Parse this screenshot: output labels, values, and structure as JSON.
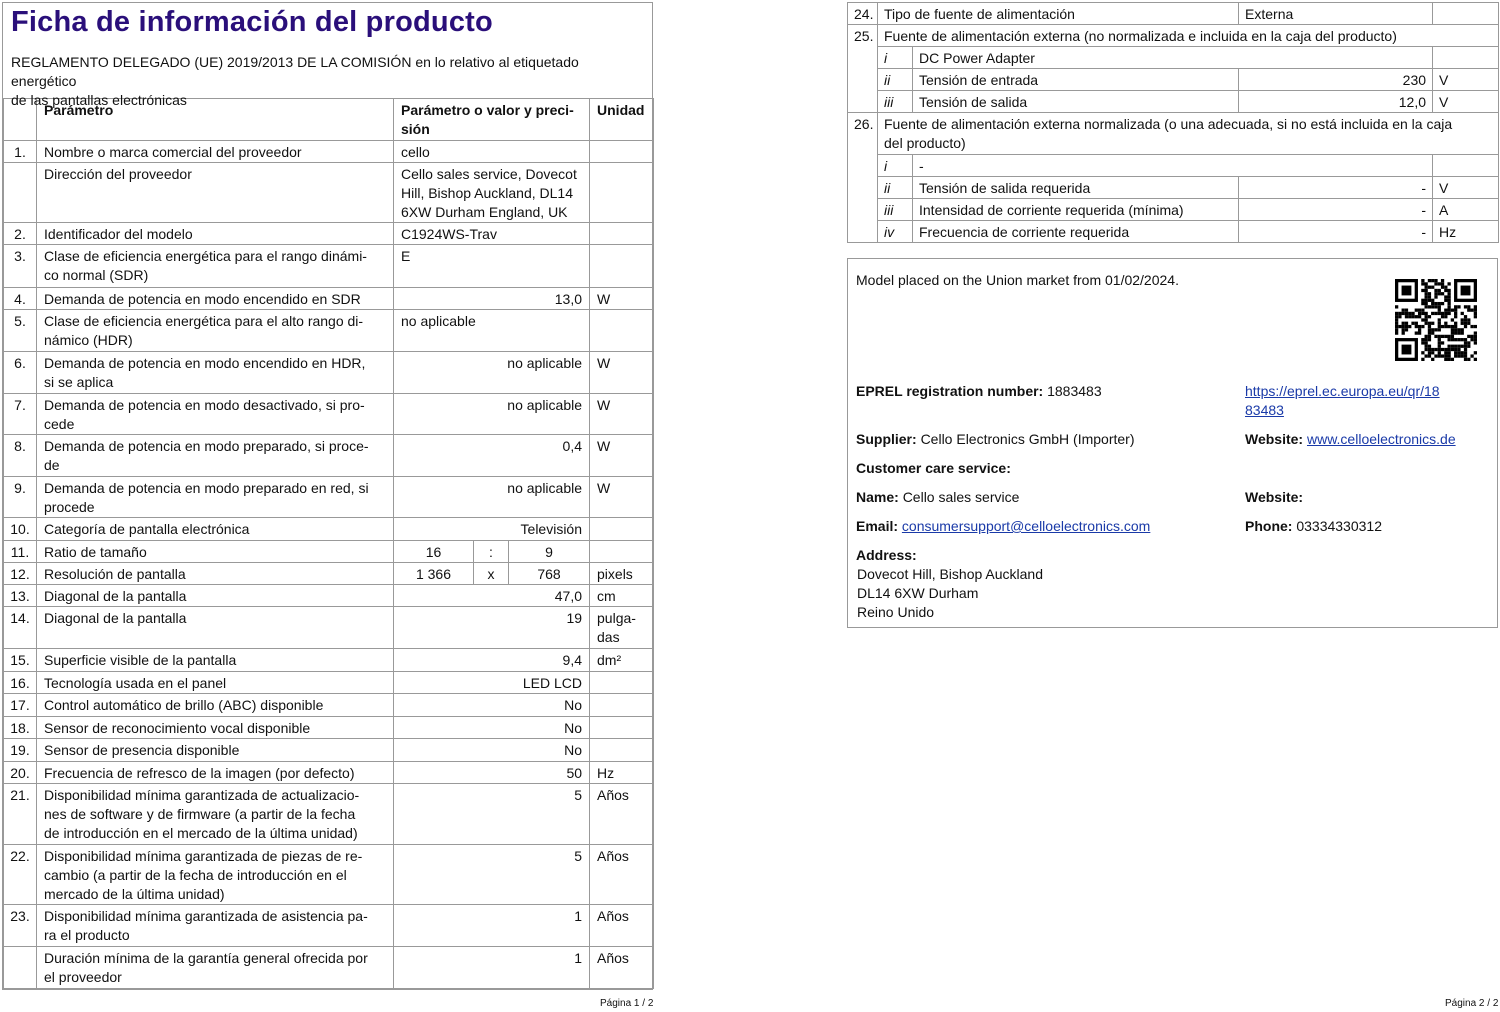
{
  "left": {
    "title": "Ficha de información del producto",
    "subtitle": "REGLAMENTO DELEGADO (UE) 2019/2013 DE LA COMISIÓN en lo relativo al etiquetado energético\nde las pantallas electrónicas",
    "headers": {
      "param": "Parámetro",
      "value": "Parámetro o valor y preci-\nsión",
      "unit": "Unidad"
    },
    "rows": [
      {
        "n": "1.",
        "p": "Nombre o marca comercial del proveedor",
        "v": "cello",
        "u": ""
      },
      {
        "n": "",
        "p": "Dirección del proveedor",
        "v": "Cello sales service, Dovecot\nHill, Bishop Auckland, DL14\n6XW Durham England, UK",
        "u": ""
      },
      {
        "n": "2.",
        "p": "Identificador del modelo",
        "v": "C1924WS-Trav",
        "u": ""
      },
      {
        "n": "3.",
        "p": "Clase de eficiencia energética para el rango dinámi-\nco normal (SDR)",
        "v": "E",
        "u": ""
      },
      {
        "n": "4.",
        "p": "Demanda de potencia en modo encendido en SDR",
        "v": "13,0",
        "u": "W"
      },
      {
        "n": "5.",
        "p": "Clase de eficiencia energética para el alto rango di-\nnámico (HDR)",
        "v": "no aplicable",
        "u": ""
      },
      {
        "n": "6.",
        "p": "Demanda de potencia en modo encendido en HDR,\nsi se aplica",
        "v": "no aplicable",
        "u": "W"
      },
      {
        "n": "7.",
        "p": "Demanda de potencia en modo desactivado, si pro-\ncede",
        "v": "no aplicable",
        "u": "W"
      },
      {
        "n": "8.",
        "p": "Demanda de potencia en modo preparado, si proce-\nde",
        "v": "0,4",
        "u": "W"
      },
      {
        "n": "9.",
        "p": "Demanda de potencia en modo preparado en red, si\nprocede",
        "v": "no aplicable",
        "u": "W"
      },
      {
        "n": "10.",
        "p": "Categoría de pantalla electrónica",
        "v": "Televisión",
        "u": ""
      },
      {
        "n": "11.",
        "p": "Ratio de tamaño",
        "a": "16",
        "s": ":",
        "b": "9",
        "u": ""
      },
      {
        "n": "12.",
        "p": "Resolución de pantalla",
        "a": "1 366",
        "s": "x",
        "b": "768",
        "u": "pixels"
      },
      {
        "n": "13.",
        "p": "Diagonal de la pantalla",
        "v": "47,0",
        "u": "cm"
      },
      {
        "n": "14.",
        "p": "Diagonal de la pantalla",
        "v": "19",
        "u": "pulga-\ndas"
      },
      {
        "n": "15.",
        "p": "Superficie visible de la pantalla",
        "v": "9,4",
        "u": "dm²"
      },
      {
        "n": "16.",
        "p": "Tecnología usada en el panel",
        "v": "LED LCD",
        "u": ""
      },
      {
        "n": "17.",
        "p": "Control automático de brillo (ABC) disponible",
        "v": "No",
        "u": ""
      },
      {
        "n": "18.",
        "p": "Sensor de reconocimiento vocal disponible",
        "v": "No",
        "u": ""
      },
      {
        "n": "19.",
        "p": "Sensor de presencia disponible",
        "v": "No",
        "u": ""
      },
      {
        "n": "20.",
        "p": "Frecuencia de refresco de la imagen (por defecto)",
        "v": "50",
        "u": "Hz"
      },
      {
        "n": "21.",
        "p": "Disponibilidad mínima garantizada de actualizacio-\nnes de software y de firmware (a partir de la fecha\nde introducción en el mercado de la última unidad)",
        "v": "5",
        "u": "Años"
      },
      {
        "n": "22.",
        "p": "Disponibilidad mínima garantizada de piezas de re-\ncambio (a partir de la fecha de introducción en el\nmercado de la última unidad)",
        "v": "5",
        "u": "Años"
      },
      {
        "n": "23.",
        "p": "Disponibilidad mínima garantizada de asistencia pa-\nra el producto",
        "v": "1",
        "u": "Años"
      },
      {
        "n": "",
        "p": "Duración mínima de la garantía general ofrecida por\nel proveedor",
        "v": "1",
        "u": "Años"
      }
    ],
    "footer": "Página 1 / 2"
  },
  "right": {
    "r24": {
      "n": "24.",
      "p": "Tipo de fuente de alimentación",
      "v": "Externa"
    },
    "r25": {
      "n": "25.",
      "p": "Fuente de alimentación externa (no normalizada e incluida en la caja del producto)",
      "subs": [
        {
          "k": "i",
          "p": "DC Power Adapter",
          "v": "",
          "u": ""
        },
        {
          "k": "ii",
          "p": "Tensión de entrada",
          "v": "230",
          "u": "V"
        },
        {
          "k": "iii",
          "p": "Tensión de salida",
          "v": "12,0",
          "u": "V"
        }
      ]
    },
    "r26": {
      "n": "26.",
      "p": "Fuente de alimentación externa normalizada (o una adecuada, si no está incluida en la caja\ndel producto)",
      "subs": [
        {
          "k": "i",
          "p": "-",
          "v": "",
          "u": ""
        },
        {
          "k": "ii",
          "p": "Tensión de salida requerida",
          "v": "-",
          "u": "V"
        },
        {
          "k": "iii",
          "p": "Intensidad de corriente requerida (mínima)",
          "v": "-",
          "u": "A"
        },
        {
          "k": "iv",
          "p": "Frecuencia de corriente requerida",
          "v": "-",
          "u": "Hz"
        }
      ]
    },
    "info": {
      "placed": "Model placed on the Union market from 01/02/2024.",
      "eprel_label": "EPREL registration number:",
      "eprel_value": "1883483",
      "eprel_link": "https://eprel.ec.europa.eu/qr/18\n83483",
      "supplier_label": "Supplier:",
      "supplier_value": "Cello Electronics GmbH (Importer)",
      "website_label": "Website:",
      "website_value": "www.celloelectronics.de",
      "care_label": "Customer care service:",
      "name_label": "Name:",
      "name_value": "Cello sales service",
      "website2_label": "Website:",
      "email_label": "Email:",
      "email_value": "consumersupport@celloelectronics.com",
      "phone_label": "Phone:",
      "phone_value": "03334330312",
      "address_label": "Address:",
      "address_value": "Dovecot Hill, Bishop Auckland\nDL14 6XW Durham\nReino Unido"
    },
    "footer": "Página 2 / 2"
  }
}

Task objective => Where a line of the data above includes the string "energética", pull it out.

Final answer =>
        "p": "Clase de eficiencia energética para el rango dinámi-\nco normal (SDR)",
        "p": "Clase de eficiencia energética para el alto rango di-\nnámico (HDR)",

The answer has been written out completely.